[Items from an interface collection]
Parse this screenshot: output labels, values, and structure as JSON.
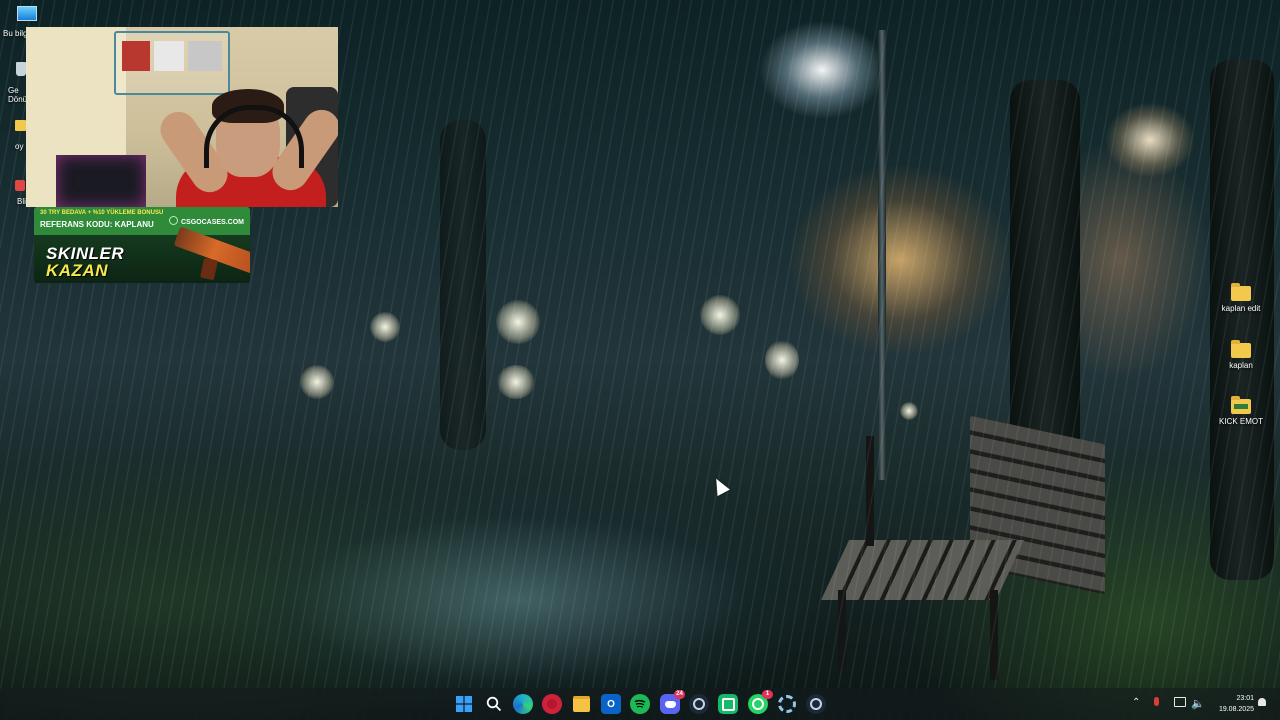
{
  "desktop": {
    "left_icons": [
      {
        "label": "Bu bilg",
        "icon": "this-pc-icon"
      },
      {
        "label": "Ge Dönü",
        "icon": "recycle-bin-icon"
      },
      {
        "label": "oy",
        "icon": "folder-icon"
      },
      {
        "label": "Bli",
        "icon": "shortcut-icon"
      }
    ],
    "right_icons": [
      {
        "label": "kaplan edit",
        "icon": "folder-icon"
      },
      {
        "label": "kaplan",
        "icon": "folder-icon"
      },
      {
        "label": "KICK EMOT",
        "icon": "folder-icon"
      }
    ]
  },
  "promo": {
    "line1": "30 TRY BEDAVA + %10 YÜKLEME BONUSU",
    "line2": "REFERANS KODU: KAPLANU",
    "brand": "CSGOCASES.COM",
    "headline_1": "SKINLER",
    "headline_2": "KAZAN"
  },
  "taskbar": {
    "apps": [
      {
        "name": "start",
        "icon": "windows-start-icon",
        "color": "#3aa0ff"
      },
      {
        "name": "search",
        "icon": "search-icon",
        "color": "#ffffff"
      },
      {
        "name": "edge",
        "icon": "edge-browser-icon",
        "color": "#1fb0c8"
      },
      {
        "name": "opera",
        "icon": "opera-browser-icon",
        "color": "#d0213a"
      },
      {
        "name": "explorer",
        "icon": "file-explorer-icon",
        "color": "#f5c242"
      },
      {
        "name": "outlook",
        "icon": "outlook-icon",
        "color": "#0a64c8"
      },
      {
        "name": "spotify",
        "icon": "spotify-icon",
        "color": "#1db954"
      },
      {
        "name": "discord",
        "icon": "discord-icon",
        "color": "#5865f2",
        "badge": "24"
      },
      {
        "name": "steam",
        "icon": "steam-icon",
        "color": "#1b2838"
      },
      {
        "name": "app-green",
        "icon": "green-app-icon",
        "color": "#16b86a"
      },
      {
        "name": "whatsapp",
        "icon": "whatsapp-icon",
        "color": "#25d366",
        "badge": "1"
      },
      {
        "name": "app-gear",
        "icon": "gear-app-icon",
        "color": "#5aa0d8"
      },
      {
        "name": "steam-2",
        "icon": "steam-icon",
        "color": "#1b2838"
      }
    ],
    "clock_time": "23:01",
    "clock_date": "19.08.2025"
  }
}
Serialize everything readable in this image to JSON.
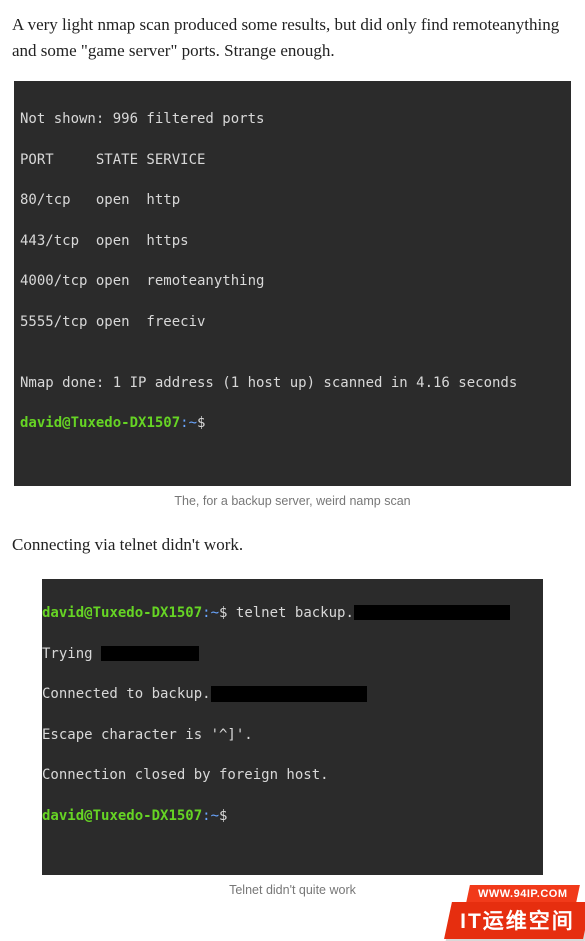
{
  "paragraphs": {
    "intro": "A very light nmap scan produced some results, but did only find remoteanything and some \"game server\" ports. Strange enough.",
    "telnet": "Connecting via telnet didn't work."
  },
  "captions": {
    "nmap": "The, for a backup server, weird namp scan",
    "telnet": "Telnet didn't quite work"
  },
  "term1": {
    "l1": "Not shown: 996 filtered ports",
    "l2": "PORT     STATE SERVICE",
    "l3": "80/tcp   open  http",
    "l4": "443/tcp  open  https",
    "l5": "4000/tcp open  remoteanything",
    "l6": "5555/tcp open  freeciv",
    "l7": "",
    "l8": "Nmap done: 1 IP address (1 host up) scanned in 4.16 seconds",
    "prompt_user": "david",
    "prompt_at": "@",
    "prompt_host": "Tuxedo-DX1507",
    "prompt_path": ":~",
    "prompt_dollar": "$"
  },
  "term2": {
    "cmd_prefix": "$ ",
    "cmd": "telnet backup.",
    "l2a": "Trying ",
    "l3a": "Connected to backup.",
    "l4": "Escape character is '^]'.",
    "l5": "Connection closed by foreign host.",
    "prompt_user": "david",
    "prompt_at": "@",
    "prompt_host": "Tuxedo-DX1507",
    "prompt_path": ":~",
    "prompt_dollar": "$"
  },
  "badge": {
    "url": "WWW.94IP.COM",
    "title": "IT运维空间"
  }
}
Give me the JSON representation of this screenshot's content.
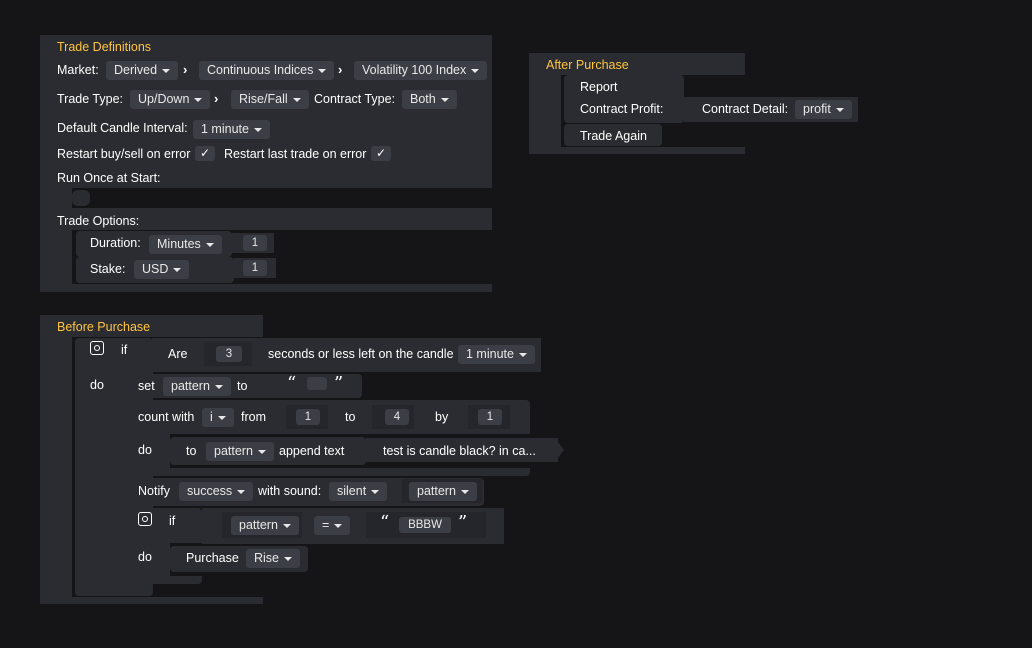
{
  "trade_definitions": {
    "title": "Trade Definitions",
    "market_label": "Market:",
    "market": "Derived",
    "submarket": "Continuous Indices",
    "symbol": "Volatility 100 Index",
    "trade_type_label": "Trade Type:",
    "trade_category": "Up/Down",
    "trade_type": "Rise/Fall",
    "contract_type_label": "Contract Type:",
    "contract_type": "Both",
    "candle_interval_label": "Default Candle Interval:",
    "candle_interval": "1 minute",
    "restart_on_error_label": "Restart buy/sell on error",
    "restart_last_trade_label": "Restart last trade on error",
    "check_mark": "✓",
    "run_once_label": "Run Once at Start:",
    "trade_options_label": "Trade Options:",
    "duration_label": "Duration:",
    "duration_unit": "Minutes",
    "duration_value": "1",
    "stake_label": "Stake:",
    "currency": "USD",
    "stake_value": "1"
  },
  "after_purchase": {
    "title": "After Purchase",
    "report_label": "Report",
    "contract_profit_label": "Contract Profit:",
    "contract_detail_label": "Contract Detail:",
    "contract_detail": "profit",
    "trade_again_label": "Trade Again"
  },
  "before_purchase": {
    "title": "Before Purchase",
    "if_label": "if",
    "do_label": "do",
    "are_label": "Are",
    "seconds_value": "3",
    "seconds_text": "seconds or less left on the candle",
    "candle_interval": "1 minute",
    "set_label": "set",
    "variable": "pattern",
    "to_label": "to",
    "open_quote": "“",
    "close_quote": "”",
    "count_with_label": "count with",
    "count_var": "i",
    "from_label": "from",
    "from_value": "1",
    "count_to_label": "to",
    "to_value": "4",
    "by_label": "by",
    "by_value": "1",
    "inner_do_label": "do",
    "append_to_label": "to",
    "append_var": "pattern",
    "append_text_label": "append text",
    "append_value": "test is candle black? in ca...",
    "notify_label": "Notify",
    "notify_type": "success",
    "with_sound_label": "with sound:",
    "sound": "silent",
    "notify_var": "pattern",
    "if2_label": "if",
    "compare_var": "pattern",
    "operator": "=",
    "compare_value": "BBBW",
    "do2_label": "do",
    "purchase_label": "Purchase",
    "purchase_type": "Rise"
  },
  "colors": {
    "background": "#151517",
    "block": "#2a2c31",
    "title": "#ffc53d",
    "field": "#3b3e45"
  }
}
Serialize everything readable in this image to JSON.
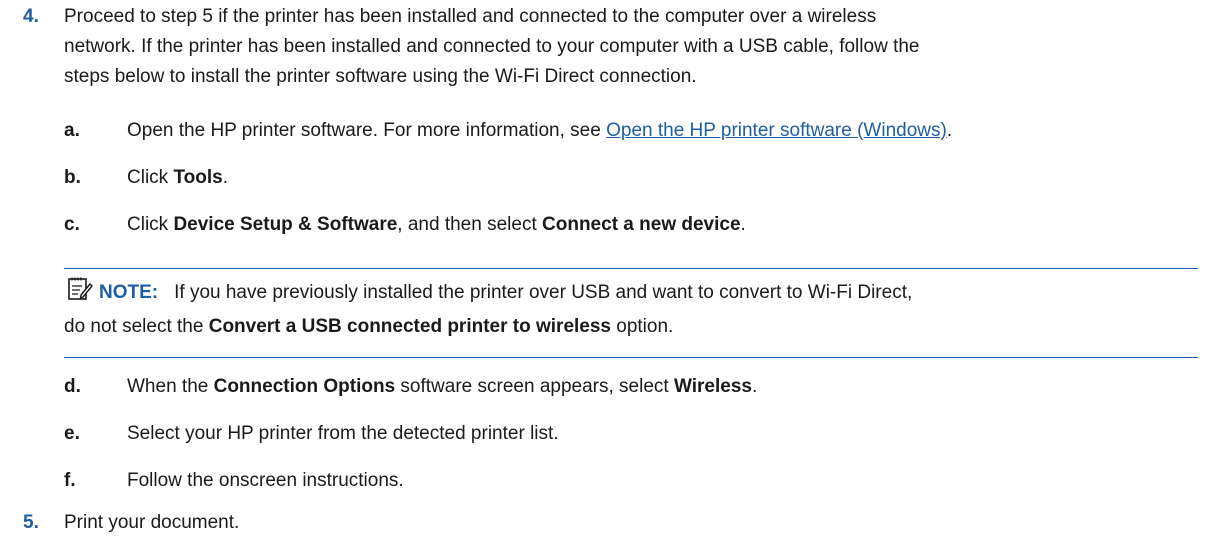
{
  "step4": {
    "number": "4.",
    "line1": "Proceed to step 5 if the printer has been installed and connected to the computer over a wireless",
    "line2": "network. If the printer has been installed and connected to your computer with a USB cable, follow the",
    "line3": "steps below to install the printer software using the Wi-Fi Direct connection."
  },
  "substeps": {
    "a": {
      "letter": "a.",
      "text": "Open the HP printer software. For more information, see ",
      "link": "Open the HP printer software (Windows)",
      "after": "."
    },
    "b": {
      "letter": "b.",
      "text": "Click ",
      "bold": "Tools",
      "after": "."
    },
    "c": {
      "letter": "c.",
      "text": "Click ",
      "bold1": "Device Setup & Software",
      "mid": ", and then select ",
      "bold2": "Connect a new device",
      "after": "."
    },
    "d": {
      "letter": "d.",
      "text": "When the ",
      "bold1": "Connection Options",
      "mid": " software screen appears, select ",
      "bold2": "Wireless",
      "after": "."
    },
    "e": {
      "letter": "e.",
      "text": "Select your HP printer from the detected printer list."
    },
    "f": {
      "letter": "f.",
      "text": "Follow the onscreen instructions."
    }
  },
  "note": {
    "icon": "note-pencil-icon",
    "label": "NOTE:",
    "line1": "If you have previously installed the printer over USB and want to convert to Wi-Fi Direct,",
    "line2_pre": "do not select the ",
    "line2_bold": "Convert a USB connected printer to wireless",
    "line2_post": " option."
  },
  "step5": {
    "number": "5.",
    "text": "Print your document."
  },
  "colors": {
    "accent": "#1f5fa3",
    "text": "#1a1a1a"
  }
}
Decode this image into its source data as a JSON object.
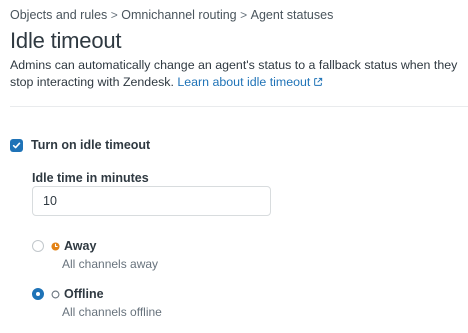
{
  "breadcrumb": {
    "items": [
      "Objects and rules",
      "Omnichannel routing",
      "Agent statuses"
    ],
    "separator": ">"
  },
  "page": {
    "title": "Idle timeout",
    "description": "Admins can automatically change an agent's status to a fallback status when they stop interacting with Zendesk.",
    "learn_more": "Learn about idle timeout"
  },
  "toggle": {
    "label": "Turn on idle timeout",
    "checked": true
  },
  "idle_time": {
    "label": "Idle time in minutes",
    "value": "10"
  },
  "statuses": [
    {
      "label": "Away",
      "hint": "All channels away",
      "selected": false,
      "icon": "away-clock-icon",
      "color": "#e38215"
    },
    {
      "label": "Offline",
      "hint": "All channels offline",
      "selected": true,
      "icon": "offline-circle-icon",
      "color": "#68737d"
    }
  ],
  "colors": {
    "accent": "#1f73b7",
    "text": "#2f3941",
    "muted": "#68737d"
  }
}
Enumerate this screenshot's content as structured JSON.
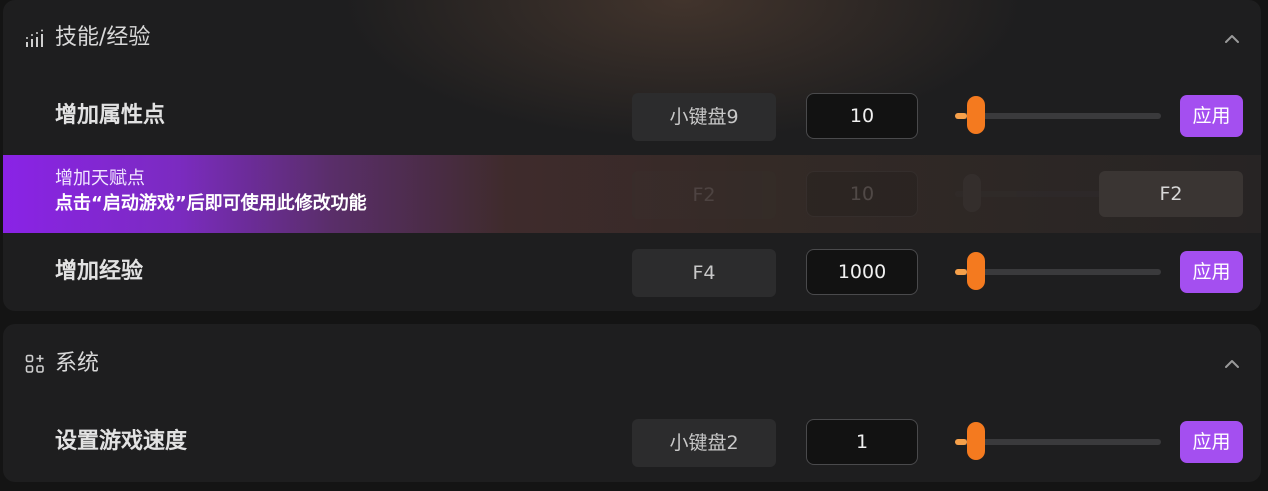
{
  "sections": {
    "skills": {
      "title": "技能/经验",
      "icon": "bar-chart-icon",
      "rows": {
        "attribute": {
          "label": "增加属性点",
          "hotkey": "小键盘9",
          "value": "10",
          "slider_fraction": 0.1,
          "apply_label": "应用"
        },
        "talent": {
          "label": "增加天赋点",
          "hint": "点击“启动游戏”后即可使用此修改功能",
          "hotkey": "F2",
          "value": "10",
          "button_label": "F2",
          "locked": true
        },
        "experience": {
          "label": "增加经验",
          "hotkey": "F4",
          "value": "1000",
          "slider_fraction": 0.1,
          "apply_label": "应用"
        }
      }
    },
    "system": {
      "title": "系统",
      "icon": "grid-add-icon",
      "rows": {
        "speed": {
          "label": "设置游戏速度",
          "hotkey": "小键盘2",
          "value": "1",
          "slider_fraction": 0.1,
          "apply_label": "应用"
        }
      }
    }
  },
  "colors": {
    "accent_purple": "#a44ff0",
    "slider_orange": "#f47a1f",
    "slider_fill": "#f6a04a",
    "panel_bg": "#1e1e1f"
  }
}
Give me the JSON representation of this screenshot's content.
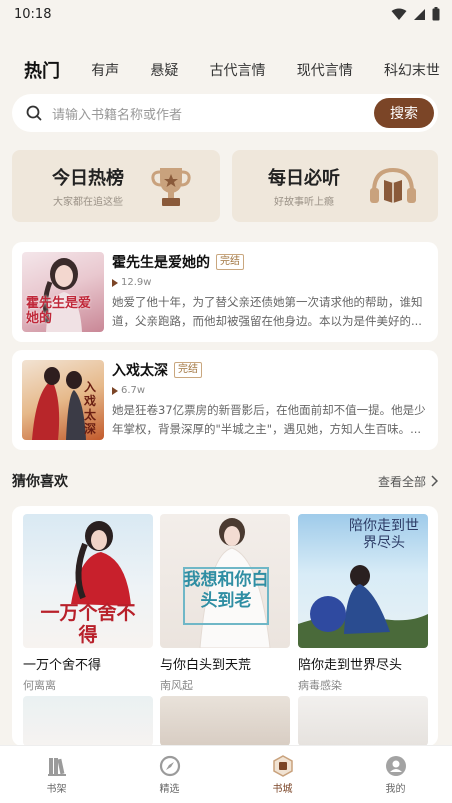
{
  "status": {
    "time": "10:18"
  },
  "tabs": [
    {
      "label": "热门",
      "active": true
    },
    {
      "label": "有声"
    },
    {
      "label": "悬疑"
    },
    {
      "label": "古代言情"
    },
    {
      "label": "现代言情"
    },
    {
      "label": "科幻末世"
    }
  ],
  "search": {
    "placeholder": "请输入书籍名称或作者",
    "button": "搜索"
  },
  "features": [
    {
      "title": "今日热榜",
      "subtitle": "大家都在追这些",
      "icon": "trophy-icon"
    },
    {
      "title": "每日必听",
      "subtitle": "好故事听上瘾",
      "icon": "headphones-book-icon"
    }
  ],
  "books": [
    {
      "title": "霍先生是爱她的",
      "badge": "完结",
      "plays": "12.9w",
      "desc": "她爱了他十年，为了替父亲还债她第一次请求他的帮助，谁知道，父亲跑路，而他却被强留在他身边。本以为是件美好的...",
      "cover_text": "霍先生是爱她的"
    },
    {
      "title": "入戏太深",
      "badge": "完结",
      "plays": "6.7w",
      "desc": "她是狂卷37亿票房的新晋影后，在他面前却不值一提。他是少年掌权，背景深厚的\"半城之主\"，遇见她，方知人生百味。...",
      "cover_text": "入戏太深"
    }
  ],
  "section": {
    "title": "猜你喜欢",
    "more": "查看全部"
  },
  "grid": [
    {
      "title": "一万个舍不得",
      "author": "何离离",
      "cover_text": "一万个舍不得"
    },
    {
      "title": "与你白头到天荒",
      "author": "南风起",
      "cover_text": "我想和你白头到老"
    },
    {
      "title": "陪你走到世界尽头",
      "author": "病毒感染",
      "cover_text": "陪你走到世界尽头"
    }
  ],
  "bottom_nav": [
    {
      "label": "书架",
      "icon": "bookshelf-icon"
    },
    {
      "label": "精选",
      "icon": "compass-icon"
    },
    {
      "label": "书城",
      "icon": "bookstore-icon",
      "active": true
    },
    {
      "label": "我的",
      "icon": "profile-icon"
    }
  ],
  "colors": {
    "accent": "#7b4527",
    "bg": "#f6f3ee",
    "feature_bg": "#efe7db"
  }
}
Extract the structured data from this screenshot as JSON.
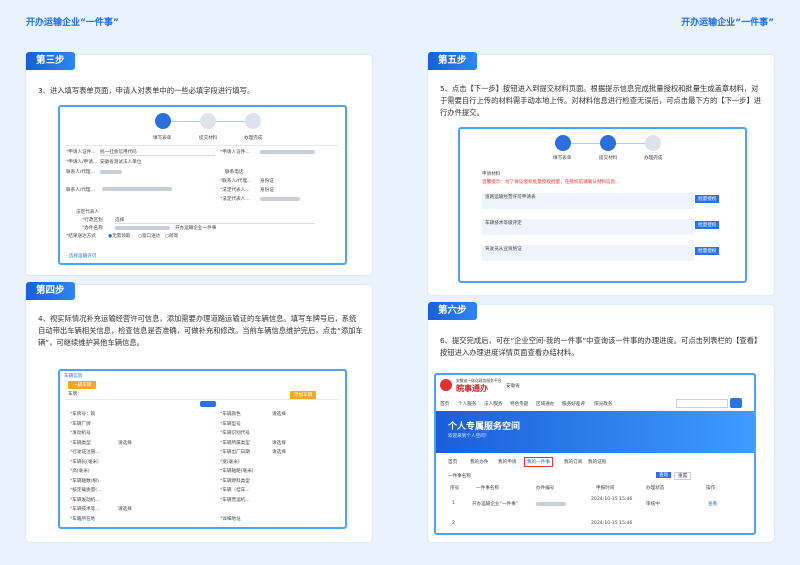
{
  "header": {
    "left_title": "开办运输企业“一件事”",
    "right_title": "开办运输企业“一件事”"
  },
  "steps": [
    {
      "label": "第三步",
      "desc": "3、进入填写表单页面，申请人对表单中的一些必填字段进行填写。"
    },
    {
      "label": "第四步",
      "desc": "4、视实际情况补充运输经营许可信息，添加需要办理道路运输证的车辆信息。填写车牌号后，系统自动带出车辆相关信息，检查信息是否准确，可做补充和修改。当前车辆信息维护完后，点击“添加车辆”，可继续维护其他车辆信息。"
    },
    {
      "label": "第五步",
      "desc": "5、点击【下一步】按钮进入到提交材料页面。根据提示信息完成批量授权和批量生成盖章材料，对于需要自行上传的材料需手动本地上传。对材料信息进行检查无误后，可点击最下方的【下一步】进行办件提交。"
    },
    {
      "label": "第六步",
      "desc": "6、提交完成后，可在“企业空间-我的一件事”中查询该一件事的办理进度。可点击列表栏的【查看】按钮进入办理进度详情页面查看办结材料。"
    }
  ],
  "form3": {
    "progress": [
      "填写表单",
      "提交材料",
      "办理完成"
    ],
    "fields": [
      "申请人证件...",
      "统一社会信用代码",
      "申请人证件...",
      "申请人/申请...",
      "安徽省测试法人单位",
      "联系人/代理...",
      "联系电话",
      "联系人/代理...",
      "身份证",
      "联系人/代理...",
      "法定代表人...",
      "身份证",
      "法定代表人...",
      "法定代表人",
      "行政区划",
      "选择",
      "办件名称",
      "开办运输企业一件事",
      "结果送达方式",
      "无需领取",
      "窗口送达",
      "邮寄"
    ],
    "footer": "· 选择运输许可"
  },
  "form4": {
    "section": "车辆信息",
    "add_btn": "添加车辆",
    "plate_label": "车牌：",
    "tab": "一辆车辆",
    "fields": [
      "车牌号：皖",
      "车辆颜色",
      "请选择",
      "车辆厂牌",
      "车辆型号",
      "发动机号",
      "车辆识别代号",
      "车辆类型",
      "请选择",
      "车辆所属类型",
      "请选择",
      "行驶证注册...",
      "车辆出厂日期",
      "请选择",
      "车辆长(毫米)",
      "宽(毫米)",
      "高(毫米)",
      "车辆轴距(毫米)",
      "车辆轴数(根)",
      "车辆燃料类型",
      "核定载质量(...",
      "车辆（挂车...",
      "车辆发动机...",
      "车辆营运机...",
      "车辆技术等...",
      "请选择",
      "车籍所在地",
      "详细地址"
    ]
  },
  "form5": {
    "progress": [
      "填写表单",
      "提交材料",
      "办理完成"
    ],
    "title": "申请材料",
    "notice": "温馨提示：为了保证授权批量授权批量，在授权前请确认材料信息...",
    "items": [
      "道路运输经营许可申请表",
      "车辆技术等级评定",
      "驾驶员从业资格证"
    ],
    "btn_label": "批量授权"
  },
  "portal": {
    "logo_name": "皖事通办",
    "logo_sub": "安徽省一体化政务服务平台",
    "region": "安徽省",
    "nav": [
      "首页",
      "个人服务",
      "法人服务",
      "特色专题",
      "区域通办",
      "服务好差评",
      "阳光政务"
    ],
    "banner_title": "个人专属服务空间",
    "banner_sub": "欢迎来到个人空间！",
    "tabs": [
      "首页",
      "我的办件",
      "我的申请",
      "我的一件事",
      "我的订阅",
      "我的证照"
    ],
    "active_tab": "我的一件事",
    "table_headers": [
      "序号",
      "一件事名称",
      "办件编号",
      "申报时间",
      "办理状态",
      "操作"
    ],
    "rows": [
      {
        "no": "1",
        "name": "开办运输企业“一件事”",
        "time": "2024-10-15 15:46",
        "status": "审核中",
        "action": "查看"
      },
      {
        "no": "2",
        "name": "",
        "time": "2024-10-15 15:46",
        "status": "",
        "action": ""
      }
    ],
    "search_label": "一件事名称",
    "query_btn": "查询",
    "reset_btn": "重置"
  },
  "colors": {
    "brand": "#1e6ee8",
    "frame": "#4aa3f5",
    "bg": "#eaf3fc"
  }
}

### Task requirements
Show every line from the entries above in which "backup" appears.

### Solution to the exercise
    "nmap": "The, for a backup server, weird namp scan",
    "cmd": "telnet backup.",
    "l3a": "Connected to backup.",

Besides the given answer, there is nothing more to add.